Kratom alone has not been reported as a direct cause of an overdose-related
as of yet; however, there have been reports of deaths in polydrug users where kratom was one of the
substances present. When a 21-year-old man from Dublin, Ireland, died, his autopsy revealed a mix of substances as
the cause of his respiratory-related death — one of those substances was kratom tea, The Fix reports. Individuals
who abuse multiple substances are predisposed to the highest level of risk.

Those who are trying to use kratom to relieve opioid withdrawal symptoms are at heightened risk for adverse effects.
This method of self-treatment can and often does backfire, too. It did for one substance abuser who attempted to
medicate his opioid withdrawal symptoms with kratom and suffered from a tonic-clonic seizure as a result, a Journal of
publication notes.

The biggest potential risk that comes with kratom abuse is that we still don’t know much about it. The substance has
been studied very little, and both short- and long-term effects are still not fully understood. While insomnia and
constipation are milder effects, some kratom abusers end up with skin discoloration and even anorexia nervosa.
Anorexia affects around eight people for every 100,000 in America, Current Opinion in
reports, and many of them die as a result of their illness. Psychosis, hallucinations and
delusions are also commonly seen in people who abuse large amounts of kratom.

Treating Kratom Addiction

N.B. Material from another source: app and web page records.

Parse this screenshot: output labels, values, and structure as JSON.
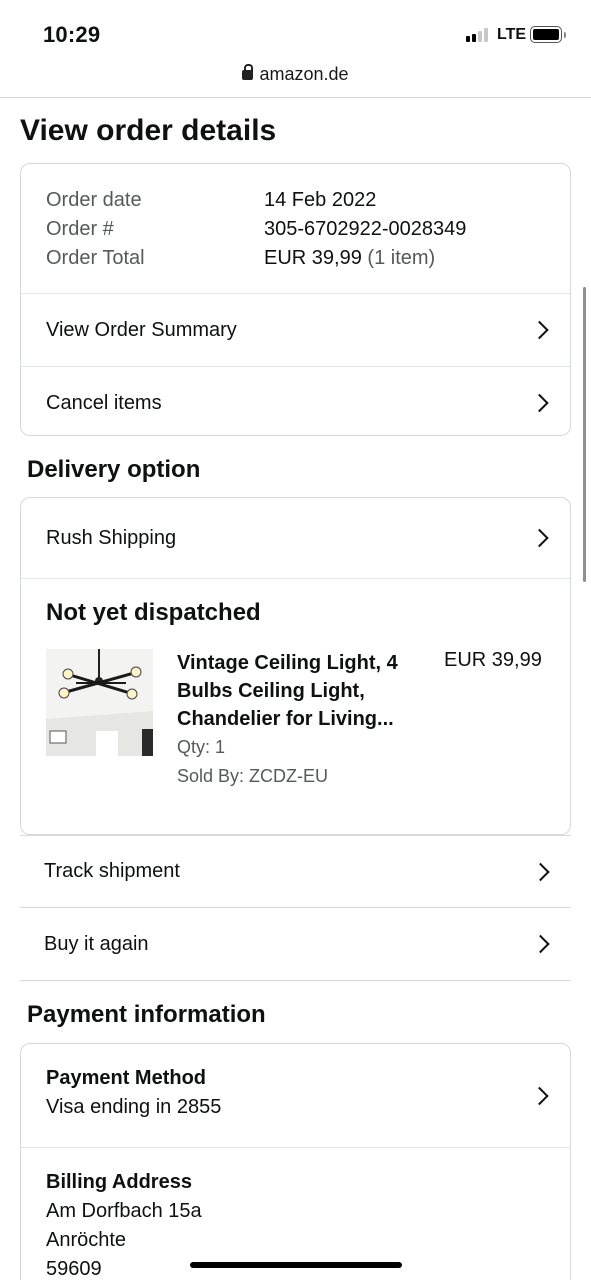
{
  "status_bar": {
    "time": "10:29",
    "network": "LTE"
  },
  "browser": {
    "domain": "amazon.de"
  },
  "page": {
    "title": "View order details"
  },
  "order": {
    "date_label": "Order date",
    "date_value": "14 Feb 2022",
    "number_label": "Order #",
    "number_value": "305-6702922-0028349",
    "total_label": "Order Total",
    "total_value": "EUR 39,99",
    "total_items": "(1 item)",
    "summary_link": "View Order Summary",
    "cancel_link": "Cancel items"
  },
  "delivery": {
    "heading": "Delivery option",
    "option": "Rush Shipping",
    "status": "Not yet dispatched",
    "item": {
      "name": "Vintage Ceiling Light, 4 Bulbs Ceiling Light, Chandelier for Living...",
      "price": "EUR 39,99",
      "qty": "Qty: 1",
      "seller": "Sold By: ZCDZ-EU"
    },
    "track": "Track shipment",
    "buy_again": "Buy it again"
  },
  "payment": {
    "heading": "Payment information",
    "method_label": "Payment Method",
    "method_value": "Visa ending in 2855",
    "billing_label": "Billing Address",
    "address_line1": "Am Dorfbach 15a",
    "address_line2": "Anröchte",
    "address_line3": "59609"
  },
  "icons": {
    "lock": "lock-icon",
    "chevron": "chevron-right-icon",
    "signal": "cellular-signal-icon",
    "battery": "battery-icon"
  }
}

Man at doctor for drug abuseWhile efforts to deter kratom abuse have been made by
the Food and Drug Administration via a nationwide ban on the drug’s importation being passed in 2014, it still manages
to fly under the radar through regulation loopholes to makes its way into the states. If you’ve found yourself requiring
larger or more frequent doses of kratom to keep up with the desired effects you’ve become accustomed to, dependence is
already forming. Using it to avoid withdrawal, a lack of control over when or how much kratom you use, isolation from
social activities, and continued abuse of kratom despite its ill effects on your life are all additional signs of addiction.

Treatment for kratom addiction isn’t one size fits all. Those who have been abusing alcohol or other drugs in
conjunction with this plant-based stimulant will require a rehabilitation plan that is tailored to their needs. Addicts
who have been abusing kratom alone may be able to get through detox pretty comfortably with the addition of medication
to relieve side effects during that time.

Learn More

While in withdrawal, you can expect some of the following symptoms:

  • Aggressive mood
  • Hostile behavior
  • Runny nose
  • Diarrhea
  • Muscle spasms, especially in the extremities
  • Muscular pain

Most of these symptoms come and go within a week’s time, with the worst of them peaking around day two or three into
detox. Following this process, continued therapy and participation in support groups are both advisable. Beating
addiction doesn’t merely entail overcoming the physical dependency aspect. The tendency and desire to abuse a
substance don’t disappear with detox.

The Partnership for Drug-Free Kids reports that addicts who seek continued
treatment within 30 days of finishing a detox program
will have increased protection against relapse and take 40 percent longer to do so, if they do at all. For this
reason, follow-up care can help to change the way you cope with triggers, and thus, help you avoid relapse.

Michael’s House is staffed with some of the best medical and addiction treatment
specialists in the nation. While kratom may be unfamiliar to most of the country, it isn’t to us.

Call today to discuss your treatment needs and how we can make sure kratom is nothing more than a part of your past.